And it’s not just that rural areas are being depopulated. It’s also that life is changing dramatically even for those people who are living close to the land. Young people are being exposed to technologies that give them a sense of the wider world and the opportunities it affords.
“The wildcrafting market is definitely undergoing a fundamental change. It has been changing for a while but it is happening much more quickly now,” said Edward Fletcher, director of quality & sustainability at Herbal Ingenuity. “When kids grow up on a farm they want to get to a city and get a job. It’s hard for me to believe, but even in someplace like the jungle in Nicaragua all the kids were playing games on their cell phones.”
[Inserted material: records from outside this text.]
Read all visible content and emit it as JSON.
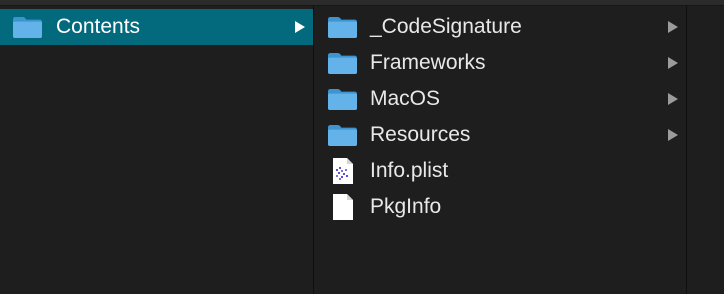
{
  "columns": [
    {
      "items": [
        {
          "label": "Contents",
          "icon": "folder-icon",
          "has_children": true,
          "selected": true
        }
      ]
    },
    {
      "items": [
        {
          "label": "_CodeSignature",
          "icon": "folder-icon",
          "has_children": true
        },
        {
          "label": "Frameworks",
          "icon": "folder-icon",
          "has_children": true
        },
        {
          "label": "MacOS",
          "icon": "folder-icon",
          "has_children": true
        },
        {
          "label": "Resources",
          "icon": "folder-icon",
          "has_children": true
        },
        {
          "label": "Info.plist",
          "icon": "plist-file-icon",
          "has_children": false
        },
        {
          "label": "PkgInfo",
          "icon": "document-icon",
          "has_children": false
        }
      ]
    }
  ],
  "colors": {
    "background": "#1e1e1e",
    "selection": "#03697d",
    "folder": "#5fb0e6",
    "text": "#e8e8e8",
    "chevron": "#9b9b9b"
  }
}
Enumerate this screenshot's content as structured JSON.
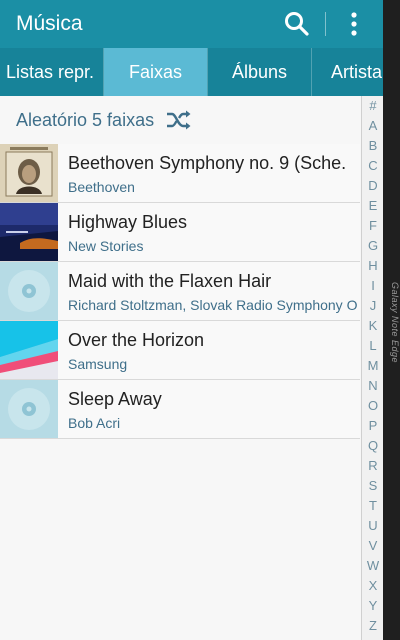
{
  "app": {
    "title": "Música",
    "search_icon": "search-icon",
    "more_icon": "more-vert-icon",
    "colors": {
      "topbar": "#1b8fa5",
      "tabs": "#178399",
      "active_tab": "#5bbad4",
      "accent_text": "#3f6f8a"
    }
  },
  "tabs": [
    {
      "label": "Listas repr.",
      "active": false
    },
    {
      "label": "Faixas",
      "active": true
    },
    {
      "label": "Álbuns",
      "active": false
    },
    {
      "label": "Artista",
      "active": false
    }
  ],
  "shuffle": {
    "label": "Aleatório 5 faixas",
    "icon": "shuffle-icon"
  },
  "tracks": [
    {
      "title": "Beethoven Symphony no. 9 (Sche.",
      "artist": "Beethoven"
    },
    {
      "title": "Highway Blues",
      "artist": "New Stories"
    },
    {
      "title": "Maid with the Flaxen Hair",
      "artist": "Richard Stoltzman, Slovak Radio Symphony O."
    },
    {
      "title": "Over the Horizon",
      "artist": "Samsung"
    },
    {
      "title": "Sleep Away",
      "artist": "Bob Acri"
    }
  ],
  "index_letters": [
    "#",
    "A",
    "B",
    "C",
    "D",
    "E",
    "F",
    "G",
    "H",
    "I",
    "J",
    "K",
    "L",
    "M",
    "N",
    "O",
    "P",
    "Q",
    "R",
    "S",
    "T",
    "U",
    "V",
    "W",
    "X",
    "Y",
    "Z"
  ],
  "edge_label": "Galaxy Note Edge"
}
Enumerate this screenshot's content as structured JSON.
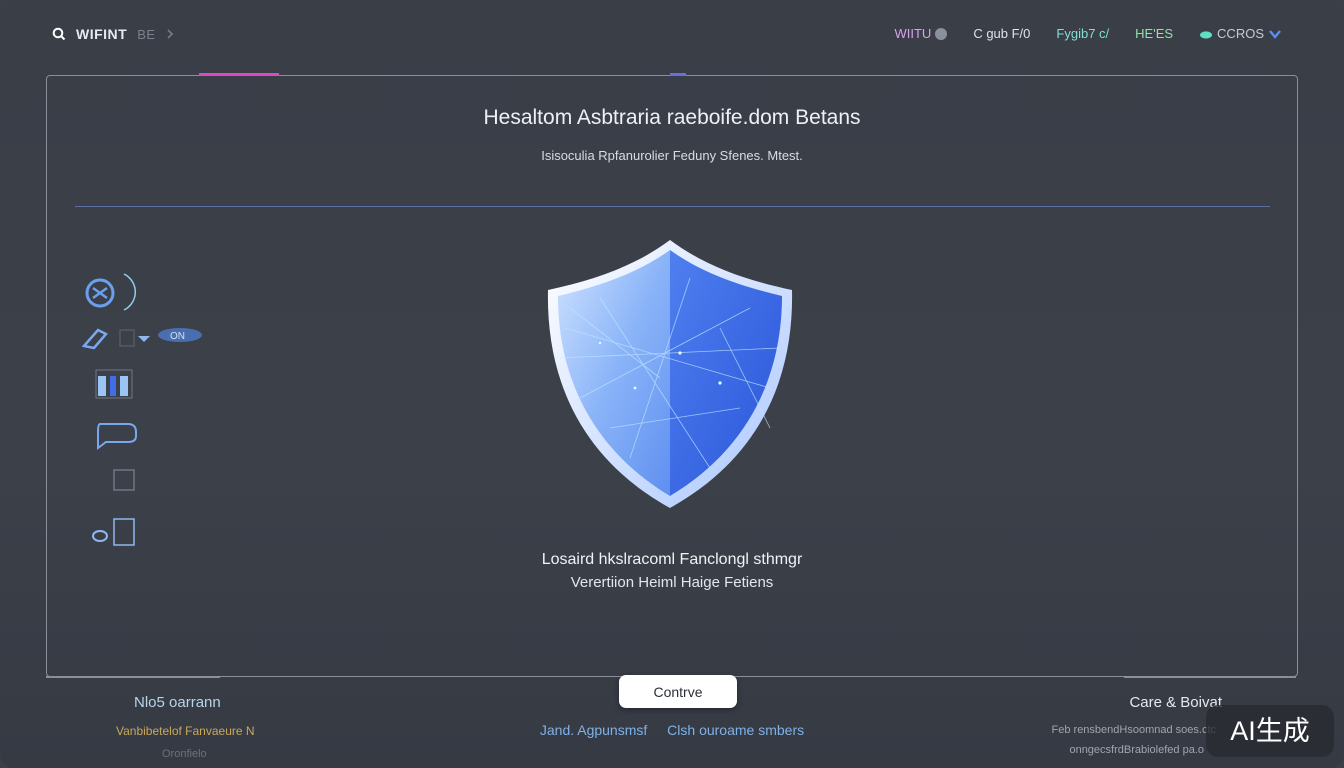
{
  "header": {
    "brand": "WIFINT",
    "brand_sub": "BE",
    "nav": [
      {
        "label": "WIITU",
        "color": "#d9a0f0"
      },
      {
        "label": "C gub F/0",
        "color": "#e0e2e6"
      },
      {
        "label": "Fygib7 c/",
        "color": "#7de0d6"
      },
      {
        "label": "HE'ES",
        "color": "#8fe3a8"
      },
      {
        "label": "CCROS",
        "color": "#c7cad2"
      }
    ]
  },
  "main": {
    "title": "Hesaltom Asbtraria raeboife.dom Betans",
    "subtitle": "Isisoculia Rpfanurolier Feduny Sfenes. Mtest.",
    "message_line1": "Losaird hkslracoml Fanclongl sthmgr",
    "message_line2": "Verertiion Heiml Haige Fetiens",
    "continue_label": "Contrve"
  },
  "sidebar": {
    "icons": [
      "link-icon",
      "tag-icon",
      "grid-icon",
      "chat-icon",
      "square-icon",
      "document-icon"
    ]
  },
  "footer": {
    "left_title": "Nlo5 oarrann",
    "left_sub": "Vanbibetelof Fanvaeure N",
    "left_line": "Oronfielo",
    "center_links": [
      "Jand. Agpunsmsf",
      "Clsh ouroame smbers"
    ],
    "right_title": "Care & Boivat",
    "right_sub": "Feb rensbendHsoomnad soes.ctc",
    "right_line": "onngecsfrdBrabiolefed pa.o"
  },
  "watermark": "AI生成",
  "colors": {
    "background": "#3b3f48",
    "frame": "#8a8f9b",
    "accent_pink": "#e04ac0",
    "shield_blue": "#3f6ee8",
    "link": "#7fb1e8"
  }
}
The draw of cities is one of the factors in this picture. Another is the push from highly productive technologically sophisticated farms that make it harder and harder for small scale agriculture to compete. The result is the depopulation of the countryside, and it is seen not only in North America, Foster said.
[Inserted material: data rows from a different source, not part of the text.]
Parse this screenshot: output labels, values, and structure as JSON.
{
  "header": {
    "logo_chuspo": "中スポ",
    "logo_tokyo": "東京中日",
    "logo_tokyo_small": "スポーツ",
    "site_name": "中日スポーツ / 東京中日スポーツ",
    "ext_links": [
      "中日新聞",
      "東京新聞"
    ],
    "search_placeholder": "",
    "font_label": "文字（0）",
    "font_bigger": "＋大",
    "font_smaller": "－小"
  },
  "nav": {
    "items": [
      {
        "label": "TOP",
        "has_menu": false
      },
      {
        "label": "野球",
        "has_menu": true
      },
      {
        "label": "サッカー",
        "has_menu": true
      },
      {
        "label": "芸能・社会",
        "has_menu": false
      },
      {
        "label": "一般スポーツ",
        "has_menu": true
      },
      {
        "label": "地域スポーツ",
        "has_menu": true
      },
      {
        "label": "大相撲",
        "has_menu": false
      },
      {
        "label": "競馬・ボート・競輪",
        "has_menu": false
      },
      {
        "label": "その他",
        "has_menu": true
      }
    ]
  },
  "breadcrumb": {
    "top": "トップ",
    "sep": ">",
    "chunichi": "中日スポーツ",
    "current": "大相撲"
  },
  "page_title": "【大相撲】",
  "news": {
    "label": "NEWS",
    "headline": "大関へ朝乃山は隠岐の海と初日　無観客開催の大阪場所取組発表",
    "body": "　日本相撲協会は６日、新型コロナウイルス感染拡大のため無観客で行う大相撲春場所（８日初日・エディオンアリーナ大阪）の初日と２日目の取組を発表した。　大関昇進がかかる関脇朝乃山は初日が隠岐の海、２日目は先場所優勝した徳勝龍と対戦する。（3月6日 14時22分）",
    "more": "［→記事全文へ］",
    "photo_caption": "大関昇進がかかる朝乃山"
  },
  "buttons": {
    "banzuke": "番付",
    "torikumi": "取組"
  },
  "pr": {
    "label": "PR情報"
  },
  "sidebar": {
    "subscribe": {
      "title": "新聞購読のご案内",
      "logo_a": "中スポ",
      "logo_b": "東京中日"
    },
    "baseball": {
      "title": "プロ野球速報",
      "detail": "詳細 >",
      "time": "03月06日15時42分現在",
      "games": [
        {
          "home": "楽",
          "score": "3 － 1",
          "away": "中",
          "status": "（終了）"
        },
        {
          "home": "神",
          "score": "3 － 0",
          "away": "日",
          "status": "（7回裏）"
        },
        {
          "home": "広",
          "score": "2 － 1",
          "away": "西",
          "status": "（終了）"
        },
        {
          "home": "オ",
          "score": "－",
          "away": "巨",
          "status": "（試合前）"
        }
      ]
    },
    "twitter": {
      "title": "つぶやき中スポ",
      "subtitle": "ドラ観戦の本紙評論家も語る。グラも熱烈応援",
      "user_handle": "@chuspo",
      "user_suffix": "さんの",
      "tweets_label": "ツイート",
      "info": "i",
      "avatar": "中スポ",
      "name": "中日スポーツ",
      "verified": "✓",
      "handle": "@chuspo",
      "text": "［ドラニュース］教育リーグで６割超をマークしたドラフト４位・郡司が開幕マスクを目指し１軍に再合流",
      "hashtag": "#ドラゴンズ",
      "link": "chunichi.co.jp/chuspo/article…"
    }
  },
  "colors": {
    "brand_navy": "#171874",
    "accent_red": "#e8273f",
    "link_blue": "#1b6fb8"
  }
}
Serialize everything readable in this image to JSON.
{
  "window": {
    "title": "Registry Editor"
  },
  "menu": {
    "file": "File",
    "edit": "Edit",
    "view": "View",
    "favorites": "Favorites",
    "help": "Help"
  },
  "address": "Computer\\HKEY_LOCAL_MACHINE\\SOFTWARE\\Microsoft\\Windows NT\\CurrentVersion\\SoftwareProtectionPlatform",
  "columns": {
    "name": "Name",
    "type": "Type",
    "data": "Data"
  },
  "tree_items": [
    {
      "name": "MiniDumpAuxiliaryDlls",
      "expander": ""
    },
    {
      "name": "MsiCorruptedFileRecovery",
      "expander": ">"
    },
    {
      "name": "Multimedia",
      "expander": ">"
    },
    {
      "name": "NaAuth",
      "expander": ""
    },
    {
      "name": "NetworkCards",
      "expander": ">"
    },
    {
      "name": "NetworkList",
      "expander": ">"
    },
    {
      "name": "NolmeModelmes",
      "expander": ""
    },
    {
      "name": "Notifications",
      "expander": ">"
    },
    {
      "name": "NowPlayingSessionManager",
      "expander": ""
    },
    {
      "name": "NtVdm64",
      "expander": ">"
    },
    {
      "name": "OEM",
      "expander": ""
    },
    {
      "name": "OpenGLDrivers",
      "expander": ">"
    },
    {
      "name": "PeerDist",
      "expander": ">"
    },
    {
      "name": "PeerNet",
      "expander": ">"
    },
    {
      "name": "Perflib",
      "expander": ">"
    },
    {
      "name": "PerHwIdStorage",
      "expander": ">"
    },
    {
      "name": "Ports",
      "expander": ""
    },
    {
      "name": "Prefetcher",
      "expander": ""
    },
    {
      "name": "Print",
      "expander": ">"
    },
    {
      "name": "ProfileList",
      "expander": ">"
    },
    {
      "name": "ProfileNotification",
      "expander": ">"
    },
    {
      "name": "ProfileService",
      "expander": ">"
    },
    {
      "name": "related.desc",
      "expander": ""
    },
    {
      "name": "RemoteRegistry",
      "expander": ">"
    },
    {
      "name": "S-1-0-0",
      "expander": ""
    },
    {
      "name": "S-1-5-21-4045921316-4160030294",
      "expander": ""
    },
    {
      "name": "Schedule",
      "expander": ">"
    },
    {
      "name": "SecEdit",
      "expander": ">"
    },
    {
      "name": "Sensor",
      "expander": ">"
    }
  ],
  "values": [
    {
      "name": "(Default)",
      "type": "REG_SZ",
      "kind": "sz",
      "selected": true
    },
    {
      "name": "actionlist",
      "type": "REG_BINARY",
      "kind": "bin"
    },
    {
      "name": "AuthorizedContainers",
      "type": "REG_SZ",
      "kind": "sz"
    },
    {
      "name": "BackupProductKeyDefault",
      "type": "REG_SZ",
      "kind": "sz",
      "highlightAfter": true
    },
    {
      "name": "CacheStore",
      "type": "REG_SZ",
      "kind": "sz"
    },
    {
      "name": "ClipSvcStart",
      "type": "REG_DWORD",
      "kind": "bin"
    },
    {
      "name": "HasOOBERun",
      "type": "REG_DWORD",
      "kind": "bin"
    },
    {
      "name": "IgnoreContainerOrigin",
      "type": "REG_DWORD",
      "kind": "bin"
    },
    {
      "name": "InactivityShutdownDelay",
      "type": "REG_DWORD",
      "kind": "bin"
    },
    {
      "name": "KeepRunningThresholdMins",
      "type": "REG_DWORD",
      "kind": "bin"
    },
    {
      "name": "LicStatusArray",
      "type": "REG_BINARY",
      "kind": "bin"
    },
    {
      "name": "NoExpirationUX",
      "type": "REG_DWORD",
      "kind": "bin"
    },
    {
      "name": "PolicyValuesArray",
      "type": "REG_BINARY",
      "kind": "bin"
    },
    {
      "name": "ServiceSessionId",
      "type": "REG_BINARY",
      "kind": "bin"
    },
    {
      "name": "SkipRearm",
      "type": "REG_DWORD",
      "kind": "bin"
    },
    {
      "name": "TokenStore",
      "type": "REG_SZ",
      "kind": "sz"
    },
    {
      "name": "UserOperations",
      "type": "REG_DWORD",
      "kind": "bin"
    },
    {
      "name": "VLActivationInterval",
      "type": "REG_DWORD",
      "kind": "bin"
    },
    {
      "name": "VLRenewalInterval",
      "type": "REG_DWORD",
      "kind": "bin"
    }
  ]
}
One of the areas he has worked in is Montenegro, on the coast of the Adriatic Sea, where rural life has been profoundly affected. Montenegro is the source of a number of wildcrafted materials including bilberry, juniper berries and wild sage.
“In the villages all of the young people are leaving. They are just not there. There was an article in the newspaper about one village in which all of the young people and women had left and the only people still living there were three dozen old men,” Foster said.
Loss of knowledge base
Loss of manpower is one thing; loss of the knowledge about what to pick, where to find it and when to pick it is an even more serious issue. Once that string is broken, it’s hard to reestablish, Foster said. While many local reference materials exist on what herbs grow where and how to identify them, that hands-on experience is difficult to replace. It could mean future shortages of herbs that have traditionally been wildcrafted, either because cultivation doesn’t pay or cultivated materials haven’t been shown to match up to their wild-grown counterparts.
“I think we’re coming toward that now, where a large percentage of European herbs in the trade are wildcrafted in Eastern Europe. The generations who did that are passing on now,” he said.
Responsibility of buyers
Wildcrafted materials can sometimes command high prices. One example in Foster’s experience was goldenseal, after a mistaken notion circulated in the late 1990s that the herb could mask the results of drug urinalysis tests. But for the most part, the relentless drive toward the bottom in retail prices of many categories of consumer goods has made it difficult for wildcrafters to earn a living wage. For Fletcher, it is a depressing, downward spiral.
“The consumer is still very price conscious which is still hard for me to understand. Why would you want to buy the cheapest product off the shelf and put it into your body for your health? Buy cheap socks or cheap shoes or something; don’t cut corners on your health,” Fletcher said. “It’s not that there is no demand for wildcrafted herbs, but the buyers, manufacturers and retailers have put that backward pressure down the supply chain to keep prices down,” he said.
In a future installment, NutraIngredients-USA will look at what companies need to do to secure their supply chains as the wildcrafting picture changes.